== Segment start ==

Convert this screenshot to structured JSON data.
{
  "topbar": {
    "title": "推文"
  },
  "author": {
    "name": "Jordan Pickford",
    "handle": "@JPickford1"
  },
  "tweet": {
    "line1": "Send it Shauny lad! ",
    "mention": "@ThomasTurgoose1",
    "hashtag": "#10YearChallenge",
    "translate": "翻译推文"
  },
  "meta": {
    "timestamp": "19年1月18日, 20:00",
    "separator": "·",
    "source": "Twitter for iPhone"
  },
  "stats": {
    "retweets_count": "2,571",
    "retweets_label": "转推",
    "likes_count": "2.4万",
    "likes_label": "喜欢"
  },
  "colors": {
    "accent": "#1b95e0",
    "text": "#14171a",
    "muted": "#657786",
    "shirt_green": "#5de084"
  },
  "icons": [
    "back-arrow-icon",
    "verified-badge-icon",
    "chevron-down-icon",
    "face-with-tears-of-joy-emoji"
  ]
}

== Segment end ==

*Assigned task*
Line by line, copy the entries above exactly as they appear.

*Response*
Convert this screenshot to structured JSON data.
{
  "topbar": {
    "title": "推文"
  },
  "author": {
    "name": "Jordan Pickford",
    "handle": "@JPickford1"
  },
  "tweet": {
    "line1": "Send it Shauny lad! ",
    "mention": "@ThomasTurgoose1",
    "hashtag": "#10YearChallenge",
    "translate": "翻译推文"
  },
  "meta": {
    "timestamp": "19年1月18日, 20:00",
    "separator": "·",
    "source": "Twitter for iPhone"
  },
  "stats": {
    "retweets_count": "2,571",
    "retweets_label": "转推",
    "likes_count": "2.4万",
    "likes_label": "喜欢"
  },
  "colors": {
    "accent": "#1b95e0",
    "text": "#14171a",
    "muted": "#657786",
    "shirt_green": "#5de084"
  },
  "icons": [
    "back-arrow-icon",
    "verified-badge-icon",
    "chevron-down-icon",
    "face-with-tears-of-joy-emoji"
  ]
}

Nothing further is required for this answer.